Nadal’s withdrawal has granted Murray, who won the tournament three years ago, his second walkover of the week, having been given a third-round pass over injured Canadian Milos Raonic.
Writing on his official Facebook page, Nadal said: “So sorry for my fans, those here at Miami and those around the world. My knee won’t let me play today.”
Murray fancied his chances of overcoming Nadal, who has won 13 of their 18 meetings, after rebounding well from his shock first-round loss in Indian Wells earlier this month.
Now Murray might get the chance for revenge against Australian Open conqueror Novak Djokovic, who was due to face off against Argentina’s Juan Monaco later for a place in the final.
Nadal is hoping for a quick recovery to avoid missing any of the upcoming clay-court season.
The Spaniard said his knee had been getting worse and extensive treatment on Thursday failed to help. He said he will see a doctor soon and is optimistic he will be out only briefly.
“It looks like it’s nothing really different than happened a few times in the past,” he said. “Hopefully with a few days off and with the right treatment, I will be in the right conditions to start to practice on the clay. I know what to do to get better quick, and that’s what we’re going to try.”

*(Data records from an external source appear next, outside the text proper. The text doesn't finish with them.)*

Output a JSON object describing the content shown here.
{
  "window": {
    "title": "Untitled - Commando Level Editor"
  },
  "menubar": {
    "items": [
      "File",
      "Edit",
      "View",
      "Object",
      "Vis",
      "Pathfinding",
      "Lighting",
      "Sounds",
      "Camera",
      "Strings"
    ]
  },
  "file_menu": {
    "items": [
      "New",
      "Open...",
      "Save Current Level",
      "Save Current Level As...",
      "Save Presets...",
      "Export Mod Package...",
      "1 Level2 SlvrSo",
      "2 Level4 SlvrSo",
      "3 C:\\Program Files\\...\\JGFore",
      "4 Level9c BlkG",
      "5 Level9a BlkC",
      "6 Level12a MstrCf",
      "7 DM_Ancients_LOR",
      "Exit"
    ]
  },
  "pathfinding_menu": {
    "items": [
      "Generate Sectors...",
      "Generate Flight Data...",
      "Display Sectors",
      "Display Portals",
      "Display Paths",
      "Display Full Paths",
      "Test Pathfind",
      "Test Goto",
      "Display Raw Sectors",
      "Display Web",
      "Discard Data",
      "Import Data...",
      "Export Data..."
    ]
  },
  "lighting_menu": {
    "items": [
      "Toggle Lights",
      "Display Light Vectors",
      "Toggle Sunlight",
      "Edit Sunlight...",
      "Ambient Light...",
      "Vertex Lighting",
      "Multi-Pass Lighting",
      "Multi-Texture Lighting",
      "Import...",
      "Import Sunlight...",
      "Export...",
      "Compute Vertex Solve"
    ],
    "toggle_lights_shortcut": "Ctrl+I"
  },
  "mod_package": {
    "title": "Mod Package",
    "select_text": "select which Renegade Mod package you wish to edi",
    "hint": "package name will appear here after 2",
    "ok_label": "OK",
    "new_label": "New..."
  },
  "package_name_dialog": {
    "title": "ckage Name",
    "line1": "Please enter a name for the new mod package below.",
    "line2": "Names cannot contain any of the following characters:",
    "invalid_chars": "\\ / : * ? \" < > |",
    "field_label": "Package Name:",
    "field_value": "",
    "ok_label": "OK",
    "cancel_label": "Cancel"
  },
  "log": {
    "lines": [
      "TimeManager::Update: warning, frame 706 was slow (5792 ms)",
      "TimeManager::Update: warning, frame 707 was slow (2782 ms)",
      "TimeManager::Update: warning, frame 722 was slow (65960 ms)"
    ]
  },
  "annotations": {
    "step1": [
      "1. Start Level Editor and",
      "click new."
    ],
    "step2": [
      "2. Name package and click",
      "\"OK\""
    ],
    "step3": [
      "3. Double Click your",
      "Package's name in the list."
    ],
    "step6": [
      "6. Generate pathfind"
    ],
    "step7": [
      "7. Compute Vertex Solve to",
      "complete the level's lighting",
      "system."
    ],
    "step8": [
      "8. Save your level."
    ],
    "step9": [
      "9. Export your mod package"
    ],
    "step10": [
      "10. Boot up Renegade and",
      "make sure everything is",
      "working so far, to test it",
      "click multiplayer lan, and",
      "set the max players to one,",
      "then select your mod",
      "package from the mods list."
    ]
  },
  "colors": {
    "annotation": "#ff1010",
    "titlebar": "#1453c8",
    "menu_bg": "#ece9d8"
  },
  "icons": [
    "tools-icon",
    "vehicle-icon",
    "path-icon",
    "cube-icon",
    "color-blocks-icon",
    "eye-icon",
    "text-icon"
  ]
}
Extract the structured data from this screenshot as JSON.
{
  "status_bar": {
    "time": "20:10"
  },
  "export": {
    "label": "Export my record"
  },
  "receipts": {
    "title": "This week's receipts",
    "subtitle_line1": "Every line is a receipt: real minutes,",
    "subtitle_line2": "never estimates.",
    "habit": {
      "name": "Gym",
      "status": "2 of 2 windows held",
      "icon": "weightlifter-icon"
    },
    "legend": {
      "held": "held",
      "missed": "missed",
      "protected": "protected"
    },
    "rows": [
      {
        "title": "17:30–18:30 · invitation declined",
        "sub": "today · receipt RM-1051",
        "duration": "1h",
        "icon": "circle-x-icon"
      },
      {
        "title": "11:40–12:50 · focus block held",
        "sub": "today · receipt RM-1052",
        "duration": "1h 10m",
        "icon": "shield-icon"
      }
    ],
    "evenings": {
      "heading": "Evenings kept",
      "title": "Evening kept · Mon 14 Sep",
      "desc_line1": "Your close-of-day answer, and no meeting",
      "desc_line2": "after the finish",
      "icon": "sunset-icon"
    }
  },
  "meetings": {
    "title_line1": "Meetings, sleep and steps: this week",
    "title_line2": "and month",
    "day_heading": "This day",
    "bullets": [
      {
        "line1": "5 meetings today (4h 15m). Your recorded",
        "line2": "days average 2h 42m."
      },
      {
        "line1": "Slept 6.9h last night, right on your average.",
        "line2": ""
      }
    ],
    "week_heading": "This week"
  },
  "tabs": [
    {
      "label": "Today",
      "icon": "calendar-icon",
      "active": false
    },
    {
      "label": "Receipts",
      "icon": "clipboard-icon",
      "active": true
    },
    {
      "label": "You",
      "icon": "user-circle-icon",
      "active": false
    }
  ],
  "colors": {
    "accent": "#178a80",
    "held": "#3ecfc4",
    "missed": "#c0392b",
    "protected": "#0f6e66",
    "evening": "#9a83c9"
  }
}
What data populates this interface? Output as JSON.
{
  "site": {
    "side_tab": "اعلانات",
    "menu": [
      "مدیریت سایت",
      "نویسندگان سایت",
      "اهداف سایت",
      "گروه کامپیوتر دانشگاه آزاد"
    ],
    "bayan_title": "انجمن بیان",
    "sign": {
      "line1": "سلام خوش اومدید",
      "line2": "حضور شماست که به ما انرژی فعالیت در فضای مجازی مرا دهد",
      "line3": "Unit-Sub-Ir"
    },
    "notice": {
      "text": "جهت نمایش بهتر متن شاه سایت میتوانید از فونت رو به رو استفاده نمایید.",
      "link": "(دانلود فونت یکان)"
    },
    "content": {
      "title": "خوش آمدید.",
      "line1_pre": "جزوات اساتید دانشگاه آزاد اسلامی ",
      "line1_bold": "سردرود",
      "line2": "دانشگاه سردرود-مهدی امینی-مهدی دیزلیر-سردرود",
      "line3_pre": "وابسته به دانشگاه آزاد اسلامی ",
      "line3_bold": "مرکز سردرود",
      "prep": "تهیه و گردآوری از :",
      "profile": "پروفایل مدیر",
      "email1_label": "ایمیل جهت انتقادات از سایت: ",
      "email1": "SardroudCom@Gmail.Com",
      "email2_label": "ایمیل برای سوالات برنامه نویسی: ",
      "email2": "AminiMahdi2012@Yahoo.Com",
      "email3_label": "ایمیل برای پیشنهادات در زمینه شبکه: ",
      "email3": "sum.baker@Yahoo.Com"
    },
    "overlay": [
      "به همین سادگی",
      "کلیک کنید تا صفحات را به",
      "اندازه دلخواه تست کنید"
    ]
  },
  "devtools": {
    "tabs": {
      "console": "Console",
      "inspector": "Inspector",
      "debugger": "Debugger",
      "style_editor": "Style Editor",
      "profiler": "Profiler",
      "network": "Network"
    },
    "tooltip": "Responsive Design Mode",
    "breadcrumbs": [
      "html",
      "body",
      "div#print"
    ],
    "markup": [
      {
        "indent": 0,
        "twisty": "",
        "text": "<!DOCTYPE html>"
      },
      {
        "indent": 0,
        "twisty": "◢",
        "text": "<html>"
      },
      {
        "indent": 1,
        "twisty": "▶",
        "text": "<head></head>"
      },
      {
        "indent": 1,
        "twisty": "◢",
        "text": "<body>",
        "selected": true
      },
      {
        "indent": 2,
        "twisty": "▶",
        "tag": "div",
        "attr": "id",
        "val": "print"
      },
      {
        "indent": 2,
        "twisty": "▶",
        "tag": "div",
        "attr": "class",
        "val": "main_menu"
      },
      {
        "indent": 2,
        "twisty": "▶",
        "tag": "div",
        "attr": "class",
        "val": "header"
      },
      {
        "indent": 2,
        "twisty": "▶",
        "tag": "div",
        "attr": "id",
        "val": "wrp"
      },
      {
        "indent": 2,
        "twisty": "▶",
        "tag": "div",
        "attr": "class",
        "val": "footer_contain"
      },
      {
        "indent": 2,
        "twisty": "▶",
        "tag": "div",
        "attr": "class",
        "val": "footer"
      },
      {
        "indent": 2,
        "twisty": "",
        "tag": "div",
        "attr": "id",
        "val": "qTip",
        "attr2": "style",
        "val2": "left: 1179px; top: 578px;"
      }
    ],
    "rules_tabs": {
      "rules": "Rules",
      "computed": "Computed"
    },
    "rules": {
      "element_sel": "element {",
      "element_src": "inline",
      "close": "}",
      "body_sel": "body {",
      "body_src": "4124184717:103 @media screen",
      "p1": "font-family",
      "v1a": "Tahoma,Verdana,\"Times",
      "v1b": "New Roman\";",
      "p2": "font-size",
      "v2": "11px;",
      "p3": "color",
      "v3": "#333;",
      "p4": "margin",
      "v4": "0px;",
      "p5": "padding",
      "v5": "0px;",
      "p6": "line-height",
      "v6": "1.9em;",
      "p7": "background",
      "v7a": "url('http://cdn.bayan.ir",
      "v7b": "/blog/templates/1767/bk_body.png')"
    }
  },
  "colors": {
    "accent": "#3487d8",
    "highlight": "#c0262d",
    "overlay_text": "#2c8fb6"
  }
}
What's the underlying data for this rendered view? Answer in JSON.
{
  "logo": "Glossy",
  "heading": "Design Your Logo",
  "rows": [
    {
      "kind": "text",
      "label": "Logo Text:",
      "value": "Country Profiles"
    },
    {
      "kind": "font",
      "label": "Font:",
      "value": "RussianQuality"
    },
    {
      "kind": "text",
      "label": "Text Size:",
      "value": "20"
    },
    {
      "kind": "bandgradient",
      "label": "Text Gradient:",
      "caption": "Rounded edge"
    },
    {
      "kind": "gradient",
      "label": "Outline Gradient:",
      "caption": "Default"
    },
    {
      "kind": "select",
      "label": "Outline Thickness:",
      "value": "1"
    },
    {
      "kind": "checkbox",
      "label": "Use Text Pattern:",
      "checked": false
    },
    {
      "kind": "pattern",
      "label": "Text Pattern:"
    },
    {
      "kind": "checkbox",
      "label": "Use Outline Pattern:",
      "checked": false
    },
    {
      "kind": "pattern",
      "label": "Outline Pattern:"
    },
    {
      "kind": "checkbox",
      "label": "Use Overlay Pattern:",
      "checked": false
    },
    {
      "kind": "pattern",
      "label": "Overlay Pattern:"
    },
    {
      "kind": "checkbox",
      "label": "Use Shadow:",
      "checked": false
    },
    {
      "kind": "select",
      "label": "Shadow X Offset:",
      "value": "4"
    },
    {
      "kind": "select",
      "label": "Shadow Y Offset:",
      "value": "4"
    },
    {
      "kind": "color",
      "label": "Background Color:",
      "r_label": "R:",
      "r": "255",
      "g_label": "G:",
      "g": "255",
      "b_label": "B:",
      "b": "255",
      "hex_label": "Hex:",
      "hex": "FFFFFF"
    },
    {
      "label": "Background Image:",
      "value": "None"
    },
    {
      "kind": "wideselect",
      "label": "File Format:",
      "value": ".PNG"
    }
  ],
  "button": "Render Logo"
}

The six-time French Open champion still plans to begin his clay season on 16 April at the Monte Carlo Masters.
Nadal has dealt with knee problems for several years, and his left knee has bothered him since Indian Wells. He lost there to Roger Federer in the semi- finals two weeks ago.
Shortly before this year’s Australian Open in January, Nadal hurt his right knee while sitting in a chair and feared he might miss the tournament. Instead he reached the final, where he lost to Djokovic in a six-hour epic.
Nadal played no tournaments in February to rest his knees. Even then, he said, his left knee bothered him while training at home in Spain.
Knee problems prevented Nadal from playing at Wimbledon in 2009 –- the only major tournament he has missed since 2006. He retired with knee trouble from a quarter-final match against Murray at the Australian Open in 2010.
“I try my best in every moment, with pain or without pain,” he said. “But when I see the situation is done and I cannot, I cannot.”
The ten-time Grand Slam champion had hoped to claim his first Key Biscayne title. His withdrawal left the tournament without a singles match for the afternoon session.
Nadal said. “I’m very sorry for the tournament. I’m very sorry for everybody who was ready to watch the match on the television, for television, for everybody.
“I don’t have pleasure. I feel very sad to have to go out before a beautiful match for me – semifinals against Andy.”